(Task brief) Below is a listing; write it out exactly and drop any images from it.

(Entries shown)
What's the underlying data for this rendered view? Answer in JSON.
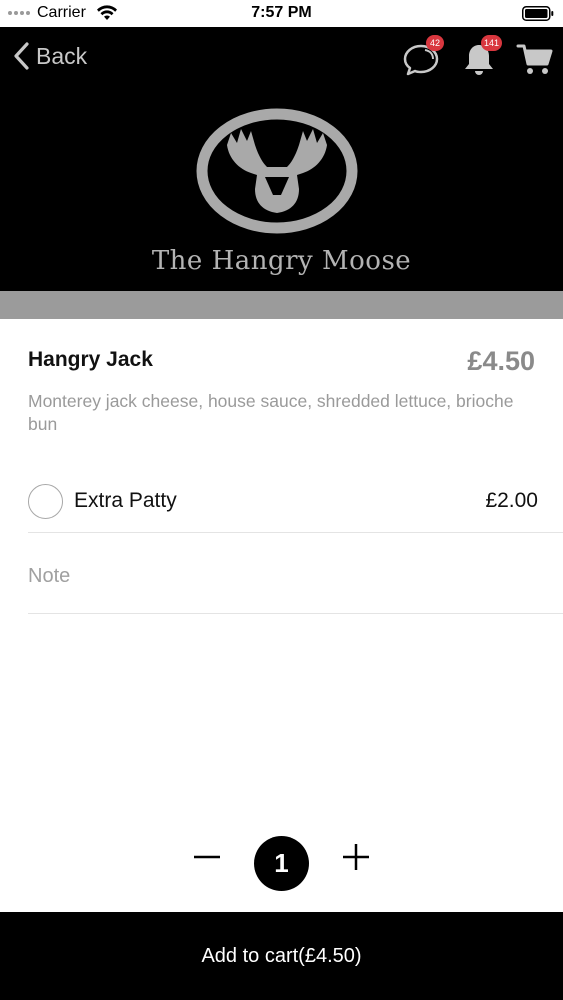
{
  "status_bar": {
    "carrier": "Carrier",
    "time": "7:57 PM"
  },
  "header": {
    "back_label": "Back",
    "chat_badge": "42",
    "notification_badge": "141",
    "restaurant_name": "The Hangry Moose",
    "icons": [
      "chevron-left-icon",
      "chat-icon",
      "bell-icon",
      "cart-icon",
      "moose-logo"
    ]
  },
  "item": {
    "name": "Hangry Jack",
    "price": "£4.50",
    "description": "Monterey jack cheese, house sauce, shredded lettuce, brioche bun"
  },
  "options": [
    {
      "label": "Extra Patty",
      "price": "£2.00",
      "selected": false
    }
  ],
  "note": {
    "placeholder": "Note",
    "value": ""
  },
  "quantity": {
    "value": "1"
  },
  "cart_button": {
    "label": "Add to cart(£4.50)"
  },
  "colors": {
    "header_bg": "#000000",
    "band": "#9b9b9b",
    "badge": "#d9373f",
    "price_grey": "#8a8a8a",
    "button_bg": "#000000"
  }
}
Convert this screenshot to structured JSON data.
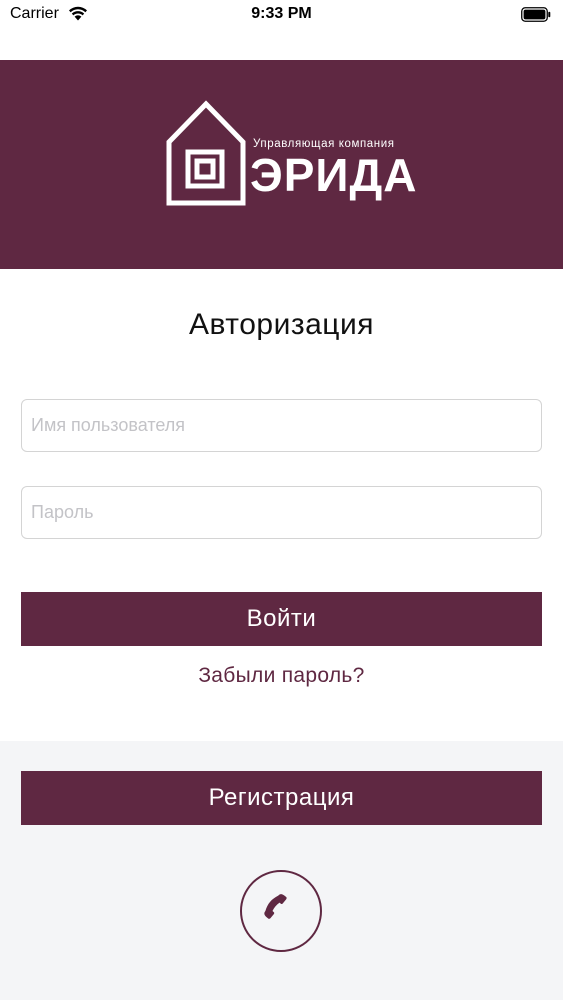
{
  "status_bar": {
    "carrier": "Carrier",
    "time": "9:33 PM"
  },
  "header": {
    "logo_tagline": "Управляющая компания",
    "logo_name": "ЭРИДА",
    "background_color": "#5f2842"
  },
  "login_form": {
    "title": "Авторизация",
    "username_placeholder": "Имя пользователя",
    "username_value": "",
    "password_placeholder": "Пароль",
    "password_value": "",
    "login_button_label": "Войти",
    "forgot_password_link": "Забыли пароль?"
  },
  "bottom": {
    "register_button_label": "Регистрация",
    "phone_icon": "phone-icon"
  },
  "colors": {
    "accent": "#5f2842",
    "bottom_panel": "#f4f5f7",
    "input_border": "#d4d4d4"
  }
}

(Output of the task)
What's the underlying data for this rendered view? Answer in JSON.
{
  "status_bar": {
    "carrier": "Carrier",
    "time": "7:57 PM"
  },
  "header": {
    "back_label": "Back",
    "chat_badge": "42",
    "notification_badge": "141",
    "restaurant_name": "The Hangry Moose",
    "icons": [
      "chevron-left-icon",
      "chat-icon",
      "bell-icon",
      "cart-icon",
      "moose-logo"
    ]
  },
  "item": {
    "name": "Hangry Jack",
    "price": "£4.50",
    "description": "Monterey jack cheese, house sauce, shredded lettuce, brioche bun"
  },
  "options": [
    {
      "label": "Extra Patty",
      "price": "£2.00",
      "selected": false
    }
  ],
  "note": {
    "placeholder": "Note",
    "value": ""
  },
  "quantity": {
    "value": "1"
  },
  "cart_button": {
    "label": "Add to cart(£4.50)"
  },
  "colors": {
    "header_bg": "#000000",
    "band": "#9b9b9b",
    "badge": "#d9373f",
    "price_grey": "#8a8a8a",
    "button_bg": "#000000"
  }
}
Convert this screenshot to structured JSON data.
{
  "status_bar": {
    "carrier": "Carrier",
    "time": "9:33 PM"
  },
  "header": {
    "logo_tagline": "Управляющая компания",
    "logo_name": "ЭРИДА",
    "background_color": "#5f2842"
  },
  "login_form": {
    "title": "Авторизация",
    "username_placeholder": "Имя пользователя",
    "username_value": "",
    "password_placeholder": "Пароль",
    "password_value": "",
    "login_button_label": "Войти",
    "forgot_password_link": "Забыли пароль?"
  },
  "bottom": {
    "register_button_label": "Регистрация",
    "phone_icon": "phone-icon"
  },
  "colors": {
    "accent": "#5f2842",
    "bottom_panel": "#f4f5f7",
    "input_border": "#d4d4d4"
  }
}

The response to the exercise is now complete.